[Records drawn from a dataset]
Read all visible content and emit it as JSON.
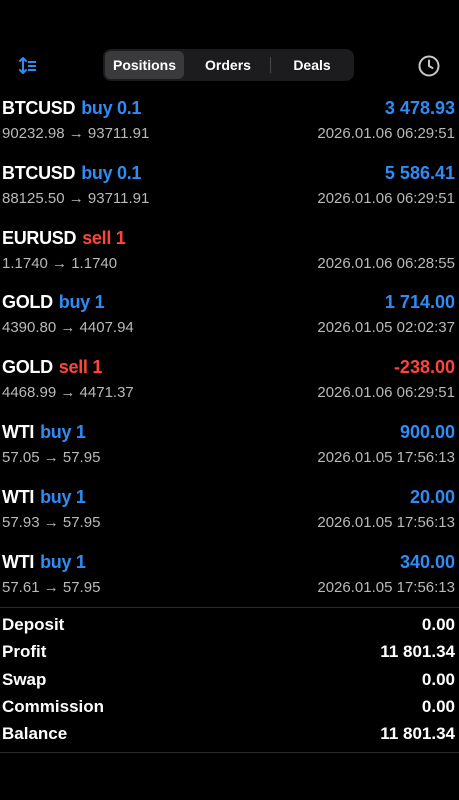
{
  "tabs": [
    "Positions",
    "Orders",
    "Deals"
  ],
  "active_tab": "Positions",
  "icons": {
    "sort": "sort-icon",
    "history": "clock-icon"
  },
  "colors": {
    "buy": "#2f8cf5",
    "sell": "#ff453a",
    "secondary_text": "#b9b9bb"
  },
  "positions": [
    {
      "symbol": "BTCUSD",
      "side": "buy 0.1",
      "type": "buy",
      "profit": "3 478.93",
      "prices": "90232.98 → 93711.91",
      "time": "2026.01.06 06:29:51"
    },
    {
      "symbol": "BTCUSD",
      "side": "buy 0.1",
      "type": "buy",
      "profit": "5 586.41",
      "prices": "88125.50 → 93711.91",
      "time": "2026.01.06 06:29:51"
    },
    {
      "symbol": "EURUSD",
      "side": "sell 1",
      "type": "sell",
      "profit": "",
      "prices": "1.1740 → 1.1740",
      "time": "2026.01.06 06:28:55"
    },
    {
      "symbol": "GOLD",
      "side": "buy 1",
      "type": "buy",
      "profit": "1 714.00",
      "prices": "4390.80 → 4407.94",
      "time": "2026.01.05 02:02:37"
    },
    {
      "symbol": "GOLD",
      "side": "sell 1",
      "type": "sell",
      "profit": "-238.00",
      "prices": "4468.99 → 4471.37",
      "time": "2026.01.06 06:29:51"
    },
    {
      "symbol": "WTI",
      "side": "buy 1",
      "type": "buy",
      "profit": "900.00",
      "prices": "57.05 → 57.95",
      "time": "2026.01.05 17:56:13"
    },
    {
      "symbol": "WTI",
      "side": "buy 1",
      "type": "buy",
      "profit": "20.00",
      "prices": "57.93 → 57.95",
      "time": "2026.01.05 17:56:13"
    },
    {
      "symbol": "WTI",
      "side": "buy 1",
      "type": "buy",
      "profit": "340.00",
      "prices": "57.61 → 57.95",
      "time": "2026.01.05 17:56:13"
    }
  ],
  "summary": [
    {
      "label": "Deposit",
      "value": "0.00"
    },
    {
      "label": "Profit",
      "value": "11 801.34"
    },
    {
      "label": "Swap",
      "value": "0.00"
    },
    {
      "label": "Commission",
      "value": "0.00"
    },
    {
      "label": "Balance",
      "value": "11 801.34"
    }
  ]
}
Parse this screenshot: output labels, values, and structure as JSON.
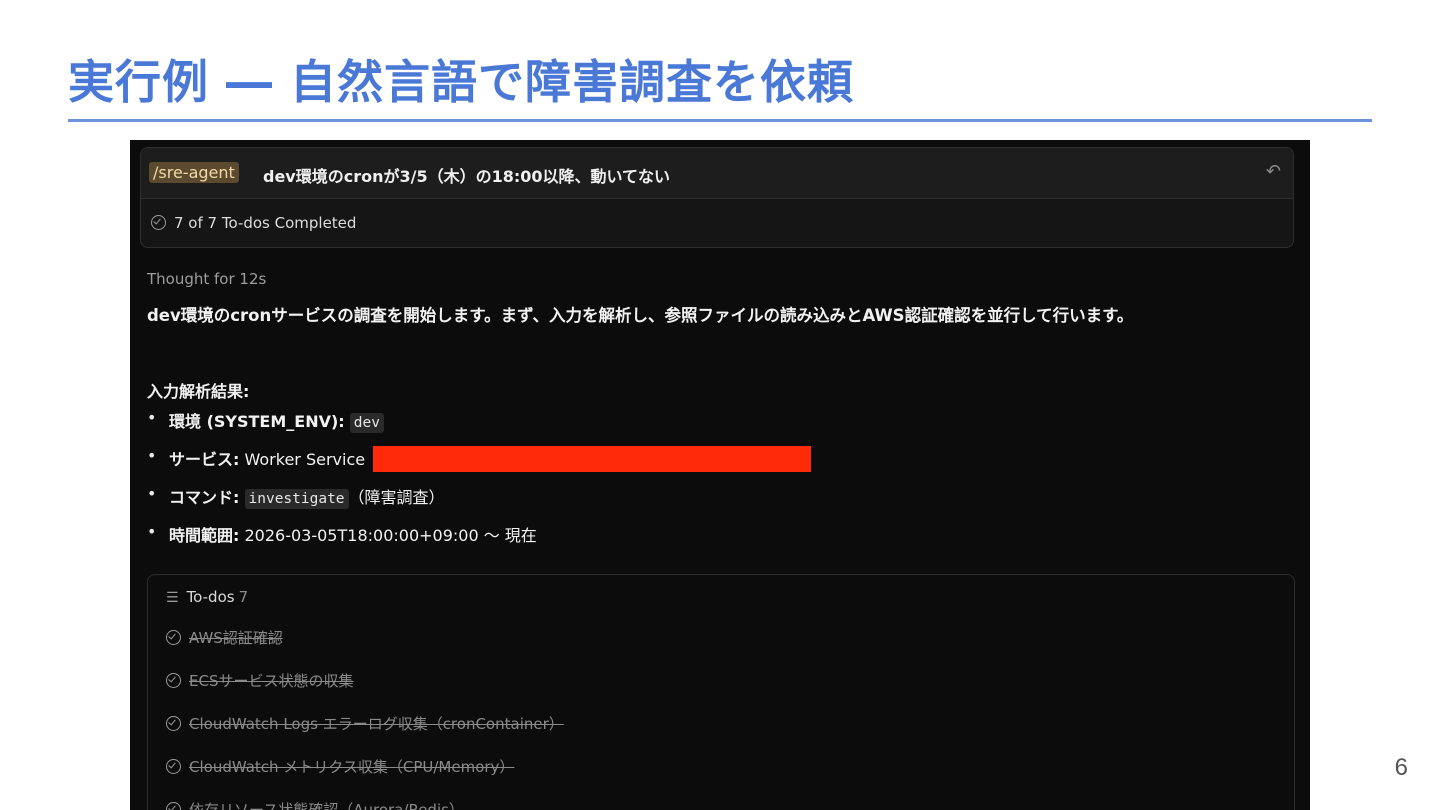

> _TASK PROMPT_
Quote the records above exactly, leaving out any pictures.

> _COMPLETED TASK_
Read all visible content and emit it as JSON.
{
  "tabs": [
    "Positions",
    "Orders",
    "Deals"
  ],
  "active_tab": "Positions",
  "icons": {
    "sort": "sort-icon",
    "history": "clock-icon"
  },
  "colors": {
    "buy": "#2f8cf5",
    "sell": "#ff453a",
    "secondary_text": "#b9b9bb"
  },
  "positions": [
    {
      "symbol": "BTCUSD",
      "side": "buy 0.1",
      "type": "buy",
      "profit": "3 478.93",
      "prices": "90232.98 → 93711.91",
      "time": "2026.01.06 06:29:51"
    },
    {
      "symbol": "BTCUSD",
      "side": "buy 0.1",
      "type": "buy",
      "profit": "5 586.41",
      "prices": "88125.50 → 93711.91",
      "time": "2026.01.06 06:29:51"
    },
    {
      "symbol": "EURUSD",
      "side": "sell 1",
      "type": "sell",
      "profit": "",
      "prices": "1.1740 → 1.1740",
      "time": "2026.01.06 06:28:55"
    },
    {
      "symbol": "GOLD",
      "side": "buy 1",
      "type": "buy",
      "profit": "1 714.00",
      "prices": "4390.80 → 4407.94",
      "time": "2026.01.05 02:02:37"
    },
    {
      "symbol": "GOLD",
      "side": "sell 1",
      "type": "sell",
      "profit": "-238.00",
      "prices": "4468.99 → 4471.37",
      "time": "2026.01.06 06:29:51"
    },
    {
      "symbol": "WTI",
      "side": "buy 1",
      "type": "buy",
      "profit": "900.00",
      "prices": "57.05 → 57.95",
      "time": "2026.01.05 17:56:13"
    },
    {
      "symbol": "WTI",
      "side": "buy 1",
      "type": "buy",
      "profit": "20.00",
      "prices": "57.93 → 57.95",
      "time": "2026.01.05 17:56:13"
    },
    {
      "symbol": "WTI",
      "side": "buy 1",
      "type": "buy",
      "profit": "340.00",
      "prices": "57.61 → 57.95",
      "time": "2026.01.05 17:56:13"
    }
  ],
  "summary": [
    {
      "label": "Deposit",
      "value": "0.00"
    },
    {
      "label": "Profit",
      "value": "11 801.34"
    },
    {
      "label": "Swap",
      "value": "0.00"
    },
    {
      "label": "Commission",
      "value": "0.00"
    },
    {
      "label": "Balance",
      "value": "11 801.34"
    }
  ]
}
Parse this screenshot: output labels, values, and structure as JSON.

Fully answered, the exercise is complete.